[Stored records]
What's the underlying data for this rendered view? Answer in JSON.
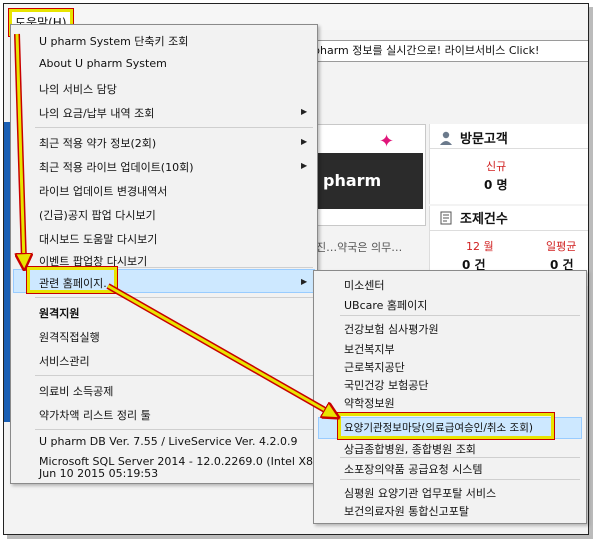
{
  "app": {
    "menu_help": "도움말(H)",
    "live_banner": "pharm 정보를 실시간으로! 라이브서비스 Click!",
    "ad_brand": "pharm",
    "notice_text": "진…약국은 의무…"
  },
  "visit_panel": {
    "title": "방문고객",
    "new_label": "신규",
    "new_value": "0 명"
  },
  "rx_panel": {
    "title": "조제건수",
    "month_label": "12 월",
    "month_value": "0 건",
    "daily_avg_label": "일평균",
    "daily_avg_value": "0 건"
  },
  "help_menu": {
    "items": [
      {
        "label": "U pharm System 단축키 조회"
      },
      {
        "label": "About U pharm System"
      },
      {
        "label": "나의 서비스 담당"
      },
      {
        "label": "나의 요금/납부 내역 조회"
      },
      {
        "label": "최근 적용 약가 정보(2회)"
      },
      {
        "label": "최근 적용 라이브 업데이트(10회)"
      },
      {
        "label": "라이브 업데이트 변경내역서"
      },
      {
        "label": "(긴급)공지 팝업 다시보기"
      },
      {
        "label": "대시보드 도움말 다시보기"
      },
      {
        "label": "이벤트 팝업창 다시보기"
      },
      {
        "label": "관련 홈페이지..."
      },
      {
        "label": "원격지원"
      },
      {
        "label": "원격직접실행"
      },
      {
        "label": "서비스관리"
      },
      {
        "label": "의료비 소득공제"
      },
      {
        "label": "약가차액 리스트 정리 툴"
      }
    ],
    "version_line1": "U pharm DB Ver. 7.55 / LiveService Ver. 4.2.0.9",
    "version_line2": "Microsoft SQL Server 2014 - 12.0.2269.0 (Intel X86)",
    "version_line3": "Jun 10 2015 05:19:53"
  },
  "related_submenu": {
    "items": [
      {
        "label": "미소센터"
      },
      {
        "label": "UBcare 홈페이지"
      },
      {
        "label": "건강보험 심사평가원"
      },
      {
        "label": "보건복지부"
      },
      {
        "label": "근로복지공단"
      },
      {
        "label": "국민건강 보험공단"
      },
      {
        "label": "약학정보원"
      },
      {
        "label": "요양기관정보마당(의료급여승인/취소 조회)"
      },
      {
        "label": "상급종합병원, 종합병원 조회"
      },
      {
        "label": "소포장의약품 공급요청 시스템"
      },
      {
        "label": "심평원 요양기관 업무포탈 서비스"
      },
      {
        "label": "보건의료자원 통합신고포탈"
      }
    ]
  },
  "colors": {
    "highlight_yellow": "#e8e400",
    "highlight_red": "#c80000",
    "selection_blue": "#cde8ff",
    "arrow_red": "#d40000"
  }
}
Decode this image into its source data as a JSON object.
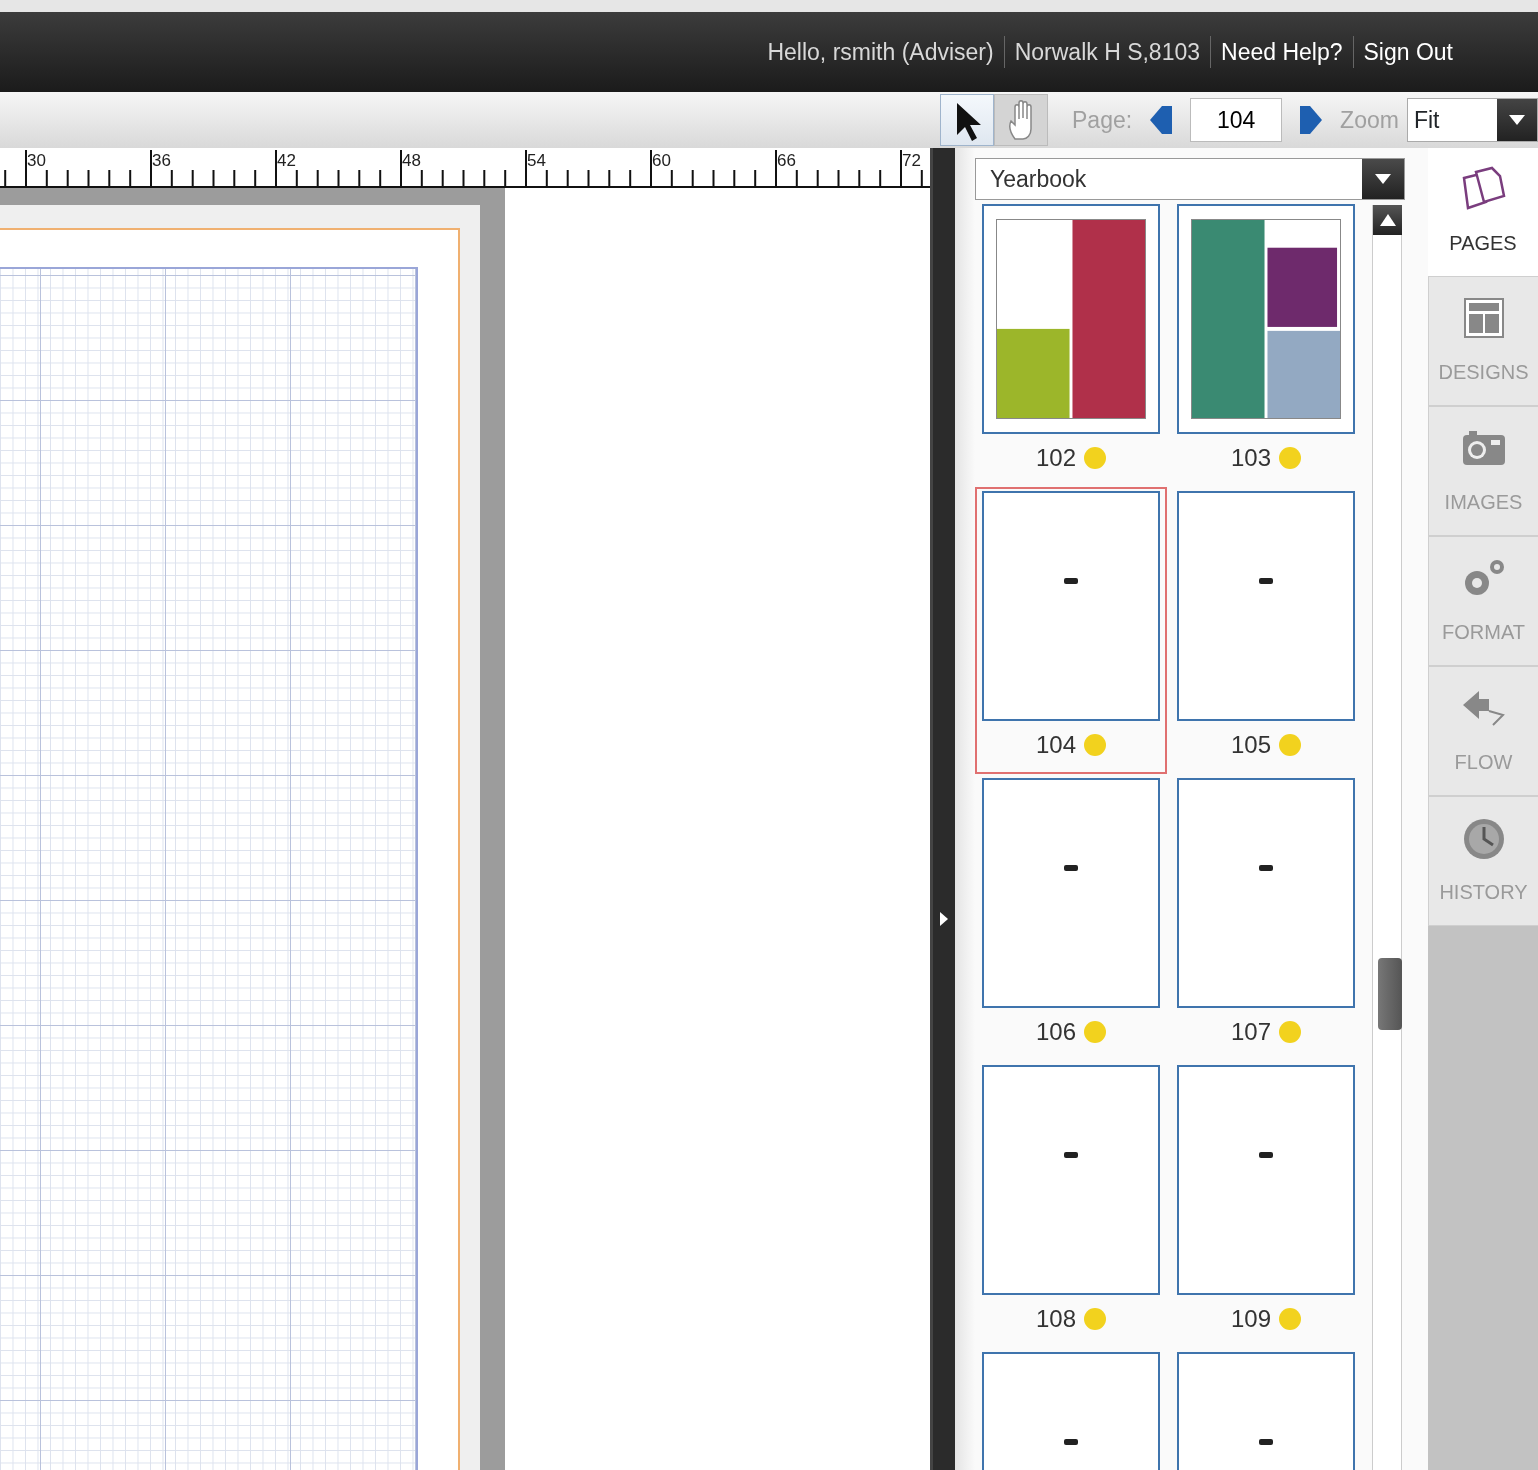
{
  "header": {
    "items": [
      {
        "text": "Hello, rsmith (Adviser)",
        "kind": "text"
      },
      {
        "text": "Norwalk H S,8103",
        "kind": "text"
      },
      {
        "text": "Need Help?",
        "kind": "link"
      },
      {
        "text": "Sign Out",
        "kind": "link"
      }
    ]
  },
  "toolbar": {
    "tools": [
      {
        "selected": true
      },
      {
        "selected": false
      }
    ],
    "page_label": "Page:",
    "page_value": "104",
    "zoom_label": "Zoom",
    "zoom_value": "Fit"
  },
  "ruler": {
    "labels": [
      "30",
      "36",
      "42",
      "48",
      "54",
      "60",
      "66",
      "72"
    ]
  },
  "panel": {
    "book": "Yearbook",
    "pages": [
      {
        "label": "102",
        "kind": "designed",
        "selected": false,
        "color": "#f2d21e",
        "preview": {
          "blocks": [
            {
              "color": "#9cb62a"
            },
            {
              "color": "#b0304a"
            }
          ]
        }
      },
      {
        "label": "103",
        "kind": "designed",
        "selected": false,
        "color": "#f2d21e",
        "preview": {
          "blocks": [
            {
              "color": "#3a8a72"
            },
            {
              "color": "#6e2a6c"
            },
            {
              "color": "#93a9c2"
            }
          ]
        }
      },
      {
        "label": "104",
        "kind": "blank",
        "selected": true,
        "color": "#f2d21e"
      },
      {
        "label": "105",
        "kind": "blank",
        "selected": false,
        "color": "#f2d21e"
      },
      {
        "label": "106",
        "kind": "blank",
        "selected": false,
        "color": "#f2d21e"
      },
      {
        "label": "107",
        "kind": "blank",
        "selected": false,
        "color": "#f2d21e"
      },
      {
        "label": "108",
        "kind": "blank",
        "selected": false,
        "color": "#f2d21e"
      },
      {
        "label": "109",
        "kind": "blank",
        "selected": false,
        "color": "#f2d21e"
      },
      {
        "kind": "blank",
        "selected": false
      },
      {
        "kind": "blank",
        "selected": false
      }
    ]
  },
  "sidebar": {
    "tabs": [
      {
        "label": "PAGES",
        "selected": true
      },
      {
        "label": "DESIGNS",
        "selected": false
      },
      {
        "label": "IMAGES",
        "selected": false
      },
      {
        "label": "FORMAT",
        "selected": false
      },
      {
        "label": "FLOW",
        "selected": false
      },
      {
        "label": "HISTORY",
        "selected": false
      }
    ]
  }
}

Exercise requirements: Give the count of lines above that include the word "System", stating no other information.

Written answer: 2